(Data records for software interfaces)
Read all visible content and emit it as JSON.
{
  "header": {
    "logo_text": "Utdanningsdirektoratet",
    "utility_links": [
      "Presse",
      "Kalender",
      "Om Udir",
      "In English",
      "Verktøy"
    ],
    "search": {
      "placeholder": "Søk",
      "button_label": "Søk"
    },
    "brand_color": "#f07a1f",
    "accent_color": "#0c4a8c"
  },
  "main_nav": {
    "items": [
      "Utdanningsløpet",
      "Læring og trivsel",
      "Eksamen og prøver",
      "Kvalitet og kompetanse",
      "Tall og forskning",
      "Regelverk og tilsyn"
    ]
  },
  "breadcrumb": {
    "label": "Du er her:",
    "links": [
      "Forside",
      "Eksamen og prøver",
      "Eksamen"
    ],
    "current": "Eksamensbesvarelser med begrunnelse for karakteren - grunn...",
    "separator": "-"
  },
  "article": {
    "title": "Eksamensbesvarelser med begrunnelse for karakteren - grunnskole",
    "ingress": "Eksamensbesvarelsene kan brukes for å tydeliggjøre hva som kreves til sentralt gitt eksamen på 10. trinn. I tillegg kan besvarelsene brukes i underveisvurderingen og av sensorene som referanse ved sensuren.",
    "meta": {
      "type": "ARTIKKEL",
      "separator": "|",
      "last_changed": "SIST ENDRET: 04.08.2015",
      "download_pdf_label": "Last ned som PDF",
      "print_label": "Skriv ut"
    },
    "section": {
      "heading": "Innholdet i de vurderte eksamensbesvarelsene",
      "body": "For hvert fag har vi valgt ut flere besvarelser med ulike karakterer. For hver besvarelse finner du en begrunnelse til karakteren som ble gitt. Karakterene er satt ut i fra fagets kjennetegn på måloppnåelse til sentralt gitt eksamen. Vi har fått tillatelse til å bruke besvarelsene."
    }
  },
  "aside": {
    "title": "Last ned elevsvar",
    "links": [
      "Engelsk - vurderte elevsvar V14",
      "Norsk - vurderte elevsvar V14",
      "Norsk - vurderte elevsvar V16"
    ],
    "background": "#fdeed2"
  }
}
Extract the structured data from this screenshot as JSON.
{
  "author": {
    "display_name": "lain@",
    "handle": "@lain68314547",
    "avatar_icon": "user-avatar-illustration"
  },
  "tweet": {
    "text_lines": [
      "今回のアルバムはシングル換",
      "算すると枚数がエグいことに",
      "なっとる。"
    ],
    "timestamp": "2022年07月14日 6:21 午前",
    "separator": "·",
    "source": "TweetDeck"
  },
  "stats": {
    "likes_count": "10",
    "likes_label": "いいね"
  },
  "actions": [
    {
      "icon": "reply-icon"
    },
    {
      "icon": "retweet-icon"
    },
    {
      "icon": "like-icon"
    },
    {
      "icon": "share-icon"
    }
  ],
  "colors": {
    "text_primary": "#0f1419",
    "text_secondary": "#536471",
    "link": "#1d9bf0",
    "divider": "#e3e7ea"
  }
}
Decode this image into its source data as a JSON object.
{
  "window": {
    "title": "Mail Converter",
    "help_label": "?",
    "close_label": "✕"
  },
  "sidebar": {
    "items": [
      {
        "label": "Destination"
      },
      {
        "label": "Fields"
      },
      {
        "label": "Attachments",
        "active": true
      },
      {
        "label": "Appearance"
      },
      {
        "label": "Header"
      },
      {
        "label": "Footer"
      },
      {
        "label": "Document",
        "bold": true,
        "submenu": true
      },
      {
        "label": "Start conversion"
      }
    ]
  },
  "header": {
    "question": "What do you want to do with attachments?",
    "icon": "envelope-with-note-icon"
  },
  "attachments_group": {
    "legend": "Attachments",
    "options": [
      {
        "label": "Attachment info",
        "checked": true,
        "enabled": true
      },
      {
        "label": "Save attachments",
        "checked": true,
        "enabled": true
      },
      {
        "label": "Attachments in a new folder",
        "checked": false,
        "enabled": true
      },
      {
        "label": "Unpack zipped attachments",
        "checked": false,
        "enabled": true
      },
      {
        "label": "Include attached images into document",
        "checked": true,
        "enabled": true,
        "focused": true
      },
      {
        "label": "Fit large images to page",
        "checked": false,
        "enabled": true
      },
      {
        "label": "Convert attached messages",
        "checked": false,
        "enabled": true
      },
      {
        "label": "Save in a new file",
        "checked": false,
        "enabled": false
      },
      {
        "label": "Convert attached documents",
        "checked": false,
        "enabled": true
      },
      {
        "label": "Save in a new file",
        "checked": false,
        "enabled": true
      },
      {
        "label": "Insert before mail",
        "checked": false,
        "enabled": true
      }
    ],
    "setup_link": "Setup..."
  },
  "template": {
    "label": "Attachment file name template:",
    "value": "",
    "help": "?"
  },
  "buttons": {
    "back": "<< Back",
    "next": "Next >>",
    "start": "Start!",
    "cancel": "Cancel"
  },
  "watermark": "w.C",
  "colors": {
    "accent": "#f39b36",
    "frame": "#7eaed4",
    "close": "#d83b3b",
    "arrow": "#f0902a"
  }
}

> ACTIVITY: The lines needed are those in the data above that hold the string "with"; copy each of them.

> RESPONSE TO THE EXERCISE:
    "question": "What do you want to do with attachments?",
    "icon": "envelope-with-note-icon"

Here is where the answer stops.